CIHS compiled the below resources, include screening examples, that could be used to implement SBIRT, as well as manuals and guidelines on how to utilize some of the screenings.
The World Health Organization’s Alcohol Use Disorders Identification Test (AUDIT) Manual guides AUDIT use in primary care.
The World Health Organization’s Alcohol, Smoking and Substance Involvement Screening Test (ASSIST) guides ASSIST use in primary care.
Adolescent Screening, Brief Intervention, and Referral to Treatment for Alcohol and Other Drug Use: Using the CRAFFT Screening Tool provides adolescent primary care providers the resources needed to efficiently incorporate CRAFFT, brief advice, and referrals for further evaluation and treatment for alcohol and other drug use into routine adolescent visits.
NIDA’s Screening for Drug Use in General Medical Settings Resource Guide provides clinicians serving adult populations in general medical settings with the screening tools and procedures necessary to conduct screening, brief intervention, and/or treatment referral for patients who may have or may be at risk of developing a substance use disorder.
AlcoholScreening.org, a free service of Join Together, helps individuals self-assess their own alcohol consumption patterns to determine if their drinking may be harmful to their health or increasing their risk for future harm. Through education and referral, the site urges individuals whose drinking is harmful or hazardous to take positive action, and informs all adults who drink alcohol about guidelines and caveats for healthier drinking.
The CAGE Questionnaire, developed by Bowles Center for Alcohol Studies Founding Director Dr. John Ewing, is an assessment instrument used by primary caregivers to identify people with alcohol-related problems.
The CRAFFT Screening Interview is a behavioral health screening tool designed for children under the age of 21. Recommended by the American Academy of Pediatrics' Committee on Substance Abuse for use with adolescents, the screening tool consists of a series of six questions intended to identify adolescents who may have simultaneous risky alcohol and other drug use disorders. It is a short, effective tool meant to assess whether a longer conversation about the context of use, frequency, and other risks and consequences of alcohol and other drug use is warranted.
NIAAA 3 Question Screen is a three-question screen developed by NIAAA to assess problem alcohol use.
ASSIST obtains information from patients about lifetime use of substances, as well as current substances use associated problems over the last 3 months. It can identify a range of problems associated with substance use, including acute intoxication, regular use, dependent or ‘high risk’ use, and injecting behavior.
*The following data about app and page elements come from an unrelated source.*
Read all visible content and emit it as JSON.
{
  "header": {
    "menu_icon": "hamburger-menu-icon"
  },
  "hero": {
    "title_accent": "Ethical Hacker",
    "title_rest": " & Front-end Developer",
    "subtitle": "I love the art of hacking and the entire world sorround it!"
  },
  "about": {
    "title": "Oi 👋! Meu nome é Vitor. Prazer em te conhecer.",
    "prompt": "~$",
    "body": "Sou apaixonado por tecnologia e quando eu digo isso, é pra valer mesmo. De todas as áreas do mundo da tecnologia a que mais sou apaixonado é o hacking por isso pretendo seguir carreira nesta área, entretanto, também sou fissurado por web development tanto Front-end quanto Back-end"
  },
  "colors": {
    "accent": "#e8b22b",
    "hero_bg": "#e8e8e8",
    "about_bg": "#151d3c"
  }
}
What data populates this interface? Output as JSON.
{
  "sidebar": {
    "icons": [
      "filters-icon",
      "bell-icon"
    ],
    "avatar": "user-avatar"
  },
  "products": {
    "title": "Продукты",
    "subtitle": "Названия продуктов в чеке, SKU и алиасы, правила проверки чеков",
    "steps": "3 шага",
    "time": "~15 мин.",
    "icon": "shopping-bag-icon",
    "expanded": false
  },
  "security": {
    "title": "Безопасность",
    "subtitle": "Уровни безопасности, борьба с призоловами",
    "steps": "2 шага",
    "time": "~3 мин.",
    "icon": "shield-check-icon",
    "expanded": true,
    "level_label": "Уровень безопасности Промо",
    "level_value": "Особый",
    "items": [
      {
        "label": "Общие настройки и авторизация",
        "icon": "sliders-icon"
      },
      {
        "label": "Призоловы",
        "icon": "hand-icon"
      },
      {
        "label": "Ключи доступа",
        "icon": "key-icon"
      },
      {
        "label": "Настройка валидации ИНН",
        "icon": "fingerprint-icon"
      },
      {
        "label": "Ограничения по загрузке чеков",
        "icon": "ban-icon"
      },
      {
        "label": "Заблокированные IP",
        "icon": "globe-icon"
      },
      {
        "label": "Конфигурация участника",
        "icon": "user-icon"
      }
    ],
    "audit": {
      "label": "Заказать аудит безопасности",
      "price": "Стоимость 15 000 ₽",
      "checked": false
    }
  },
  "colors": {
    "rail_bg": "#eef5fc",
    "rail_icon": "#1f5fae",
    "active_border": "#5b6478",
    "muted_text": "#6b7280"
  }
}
AUDIT is a simple method of screening for excessive drinking and brief assessment. It can help identify excessive drinking as the cause of a presenting illness. It also provides a framework for intervention to help drinkers reduce or cease alcohol consumption and thereby avoid the harmful consequences of their drinking.
Michigan Alcoholism Screening Test (MAST) is a quick and accurate screen designed to assess problems with alcohol use.
The Drug Abuse Screening Test (DAST) has served as a successful screening instrument for abuse of drugs and alcohol since its development in 1982. DAST is a 28-item self-report scale that consists of items that parallel those of the Michigan Alcoholism Screening Test (MAST).
The Wisconsin Initiative to Promote Healthy Lifestyles’ (WIPHL) Sample Behavioral Health Screen assesses a patients’ drug and alcohol use, as well as screens for depression and exposure to domestic violence.
Global Assessment of Individual Needs Short Screen (GAIN-SS) was created by Chestnut Behavioral Health to screening a general population and quickly and accurately identifies clients who may have one or more behavioral health disorders.
The Patient Health Questionnaire (PQ-9) is the nine-item depression scale of the Patient Health Questionnaire. The PHQ-9 is a powerful tool for assisting primary care clinicians in diagnosing depression as well as selecting and monitoring treatment.